In 2016, SOPIPA will impose a number of additional restrictions on the third-party EdTech providers themselves, including prohibitions on use of information for targeted advertising and the requirement that such providers implement appropriate security controls. More on that next year.

AB 1442: Every step you take, we’ll be watching you

Codified at Education Code section 49073.6, this law requires schools to notify pupils and parents if they consider gathering or maintaining information about their pupils from social media, and to provide an opportunity for public comment. The law requires that any such information collected relate to safety and that pupils have access to, and an opportunity to correct or delete, their own information. It also places certain other limits on the use and disclosure of such information, including that the information be destroyed within one year after the pupil turns 18 or is no longer enrolled.


No need for us to rehash here what has been a brutal year from a security perspective. California continues to make incremental – and controversial – changes to its data breach notification and data security laws, and it remains to be seen if other states will follow suit.

AB 1710: To give credit monitoring or not, that is the question.

Taking effect January 1 are the amendments set forth in AB 1710 (about which we previously posted) that:

  1. require that businesses that “maintain” personal information about California residents implement and maintain reasonable security measures to protect residents’ personal information;
  2. prohibit the sale, advertisement, or offer to sell an individual’s Social Security number (“SSN”); and
  3. (confusingly) require that, “[i]f the person or business providing the notification was the source of the breach, an offer to provide appropriate identity theft prevention and mitigation services, if any, shall be provided at no cost to the affected person for not less than 12 months, along with all information necessary to take advantage of the offer to any person whose information was or may have been breached if the breach exposed or may have exposed” an SSN or driver’s license number.

AB 1755: On your marks, get set [breathe deeply], notify!

As we recently wrote, this law amends section 1280.15 of the Health & Safety Code so that a clinic, health facility, home health agency, or hospice licensed by the State Department of Public Health now has 15 business days, instead of only five, to notify the affected patients and the Department of unauthorized access to, or disclosure of, a patient’s medical information.


SB 828: Fallout continues from the Snowden affair.

The law, codified at Government Code section 7599, prohibits the State of California from providing “material support, participation, or assistance in response to a request from a federal agency or employee of a federal agency to collect stored information or metadata of any person if the state has actual knowledge that the request constitutes an illegal collection of electronically stored information or metadata.”

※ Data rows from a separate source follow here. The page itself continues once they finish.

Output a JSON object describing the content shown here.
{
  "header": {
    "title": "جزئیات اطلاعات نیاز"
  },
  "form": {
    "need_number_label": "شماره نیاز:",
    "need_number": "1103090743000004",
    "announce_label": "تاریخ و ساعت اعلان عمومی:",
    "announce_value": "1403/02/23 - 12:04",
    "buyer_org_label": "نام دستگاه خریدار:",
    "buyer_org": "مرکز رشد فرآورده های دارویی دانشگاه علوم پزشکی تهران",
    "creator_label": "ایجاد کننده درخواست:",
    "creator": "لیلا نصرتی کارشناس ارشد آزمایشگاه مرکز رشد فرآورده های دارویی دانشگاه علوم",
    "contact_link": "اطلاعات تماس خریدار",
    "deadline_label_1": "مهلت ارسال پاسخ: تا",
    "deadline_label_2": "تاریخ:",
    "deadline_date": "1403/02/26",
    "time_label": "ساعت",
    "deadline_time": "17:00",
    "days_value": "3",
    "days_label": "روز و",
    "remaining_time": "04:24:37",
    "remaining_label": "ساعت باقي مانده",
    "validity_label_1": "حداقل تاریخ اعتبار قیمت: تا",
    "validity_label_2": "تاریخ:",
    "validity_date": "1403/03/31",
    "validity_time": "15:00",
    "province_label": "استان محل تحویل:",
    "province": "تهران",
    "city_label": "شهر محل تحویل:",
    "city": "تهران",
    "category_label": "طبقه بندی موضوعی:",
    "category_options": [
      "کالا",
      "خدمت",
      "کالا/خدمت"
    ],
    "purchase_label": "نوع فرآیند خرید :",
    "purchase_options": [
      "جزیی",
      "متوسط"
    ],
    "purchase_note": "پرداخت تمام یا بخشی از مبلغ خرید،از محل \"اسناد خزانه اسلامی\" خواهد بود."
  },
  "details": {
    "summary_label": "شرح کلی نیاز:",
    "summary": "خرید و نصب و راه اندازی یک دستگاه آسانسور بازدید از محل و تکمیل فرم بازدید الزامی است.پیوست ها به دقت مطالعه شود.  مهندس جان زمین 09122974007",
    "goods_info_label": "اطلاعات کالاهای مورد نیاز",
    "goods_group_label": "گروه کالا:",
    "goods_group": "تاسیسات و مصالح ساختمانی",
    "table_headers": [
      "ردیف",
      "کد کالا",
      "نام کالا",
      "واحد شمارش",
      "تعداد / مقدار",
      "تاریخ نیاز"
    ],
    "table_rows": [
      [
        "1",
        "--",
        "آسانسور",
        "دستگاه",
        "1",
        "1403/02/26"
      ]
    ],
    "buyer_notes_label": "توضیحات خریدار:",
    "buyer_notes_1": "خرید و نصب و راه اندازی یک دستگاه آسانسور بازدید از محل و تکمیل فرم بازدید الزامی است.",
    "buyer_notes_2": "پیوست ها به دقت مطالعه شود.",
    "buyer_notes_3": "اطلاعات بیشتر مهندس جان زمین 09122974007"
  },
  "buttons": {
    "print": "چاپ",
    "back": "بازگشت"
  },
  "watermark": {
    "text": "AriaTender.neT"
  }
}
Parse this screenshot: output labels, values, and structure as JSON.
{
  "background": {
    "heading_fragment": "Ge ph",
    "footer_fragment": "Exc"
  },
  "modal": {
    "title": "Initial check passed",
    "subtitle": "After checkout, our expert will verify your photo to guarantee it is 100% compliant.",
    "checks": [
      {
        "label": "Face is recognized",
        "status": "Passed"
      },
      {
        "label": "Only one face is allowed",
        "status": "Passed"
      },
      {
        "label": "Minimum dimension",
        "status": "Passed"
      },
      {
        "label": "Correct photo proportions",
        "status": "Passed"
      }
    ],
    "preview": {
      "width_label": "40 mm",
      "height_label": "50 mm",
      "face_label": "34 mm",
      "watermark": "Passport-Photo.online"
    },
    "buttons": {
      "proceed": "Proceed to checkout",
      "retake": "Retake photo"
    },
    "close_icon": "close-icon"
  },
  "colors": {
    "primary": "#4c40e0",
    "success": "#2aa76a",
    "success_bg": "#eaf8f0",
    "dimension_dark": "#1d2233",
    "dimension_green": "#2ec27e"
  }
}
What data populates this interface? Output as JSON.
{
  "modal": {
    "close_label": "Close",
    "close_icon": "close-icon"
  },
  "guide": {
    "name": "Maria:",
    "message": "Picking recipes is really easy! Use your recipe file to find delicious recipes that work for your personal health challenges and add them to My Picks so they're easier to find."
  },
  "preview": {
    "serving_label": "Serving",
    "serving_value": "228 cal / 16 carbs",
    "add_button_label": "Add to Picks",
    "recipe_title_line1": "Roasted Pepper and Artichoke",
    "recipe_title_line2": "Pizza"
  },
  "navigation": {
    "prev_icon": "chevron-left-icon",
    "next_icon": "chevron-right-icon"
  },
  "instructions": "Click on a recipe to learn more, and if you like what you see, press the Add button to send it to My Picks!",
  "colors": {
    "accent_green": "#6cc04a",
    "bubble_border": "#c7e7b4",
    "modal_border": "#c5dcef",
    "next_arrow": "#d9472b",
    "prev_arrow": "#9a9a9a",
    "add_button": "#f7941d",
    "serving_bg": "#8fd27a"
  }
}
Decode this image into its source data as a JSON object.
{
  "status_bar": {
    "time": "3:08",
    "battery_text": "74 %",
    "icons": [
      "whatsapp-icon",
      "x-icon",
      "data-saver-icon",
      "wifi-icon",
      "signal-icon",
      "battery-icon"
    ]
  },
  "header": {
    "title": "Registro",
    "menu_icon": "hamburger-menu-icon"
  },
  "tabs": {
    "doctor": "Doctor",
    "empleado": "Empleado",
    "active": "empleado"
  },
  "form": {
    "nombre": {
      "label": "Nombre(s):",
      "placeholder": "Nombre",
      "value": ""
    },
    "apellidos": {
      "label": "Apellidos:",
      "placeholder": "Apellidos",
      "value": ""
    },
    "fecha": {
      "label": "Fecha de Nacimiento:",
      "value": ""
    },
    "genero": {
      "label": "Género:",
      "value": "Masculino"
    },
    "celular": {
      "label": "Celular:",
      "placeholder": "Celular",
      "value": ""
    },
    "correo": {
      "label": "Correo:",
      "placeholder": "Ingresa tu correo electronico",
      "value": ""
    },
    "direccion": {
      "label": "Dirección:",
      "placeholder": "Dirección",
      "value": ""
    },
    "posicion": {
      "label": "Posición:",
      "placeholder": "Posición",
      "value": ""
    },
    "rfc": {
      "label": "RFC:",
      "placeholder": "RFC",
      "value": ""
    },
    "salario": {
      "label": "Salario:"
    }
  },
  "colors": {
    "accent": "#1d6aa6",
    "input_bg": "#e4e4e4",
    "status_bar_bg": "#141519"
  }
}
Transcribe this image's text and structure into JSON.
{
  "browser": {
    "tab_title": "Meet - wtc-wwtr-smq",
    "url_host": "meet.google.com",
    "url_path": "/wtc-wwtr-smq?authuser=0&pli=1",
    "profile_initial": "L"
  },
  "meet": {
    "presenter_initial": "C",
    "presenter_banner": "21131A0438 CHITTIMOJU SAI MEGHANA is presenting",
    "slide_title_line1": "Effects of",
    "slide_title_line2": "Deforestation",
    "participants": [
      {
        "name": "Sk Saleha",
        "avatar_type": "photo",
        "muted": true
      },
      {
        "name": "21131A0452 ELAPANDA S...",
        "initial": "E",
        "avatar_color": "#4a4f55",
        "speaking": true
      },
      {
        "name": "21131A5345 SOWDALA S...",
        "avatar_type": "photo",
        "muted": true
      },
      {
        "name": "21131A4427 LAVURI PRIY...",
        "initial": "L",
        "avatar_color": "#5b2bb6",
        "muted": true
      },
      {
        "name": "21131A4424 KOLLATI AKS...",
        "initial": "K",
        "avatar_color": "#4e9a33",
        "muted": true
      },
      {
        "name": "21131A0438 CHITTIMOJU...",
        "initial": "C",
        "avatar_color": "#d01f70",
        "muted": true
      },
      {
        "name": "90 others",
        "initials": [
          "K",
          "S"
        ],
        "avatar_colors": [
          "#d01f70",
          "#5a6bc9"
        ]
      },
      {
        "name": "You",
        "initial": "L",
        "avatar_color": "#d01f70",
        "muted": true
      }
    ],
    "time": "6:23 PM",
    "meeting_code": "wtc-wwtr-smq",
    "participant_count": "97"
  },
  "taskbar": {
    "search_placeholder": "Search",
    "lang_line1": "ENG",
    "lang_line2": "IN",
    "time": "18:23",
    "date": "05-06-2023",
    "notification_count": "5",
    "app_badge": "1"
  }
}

AB 2306: It’s making California a more private place (well, if paparazzi follow you around).

This bill expands existing law imposing liability for constructive invasion of privacy. AB 2306 removes the existing limitation that a person must use a visual or auditory enhancing device in order to be liable for a constructive invasion of privacy. Liability may now be imposed regardless of the type of device used to attempt to capture, in a manner that is offensive to a reasonable person, any type of visual image, sound recording, or other physical impression of another person engaging in a personal or familial activity under circumstances in which the other person had a reasonable expectation of privacy.

SB 1255: Put down the mobile phone and slowly step away from the naked selfies.

The bill amends Penal Code section 647 to define as disorderly conduct the intentional distribution of an image of another person’s intimate body parts or depicting engagement in specified sexual acts under circumstances in which the persons agree or understand that the image(s) remain private; the person distributing the image knows or should have known that distribution of the image will cause serious emotional distress; and the person depicted suffers that distress.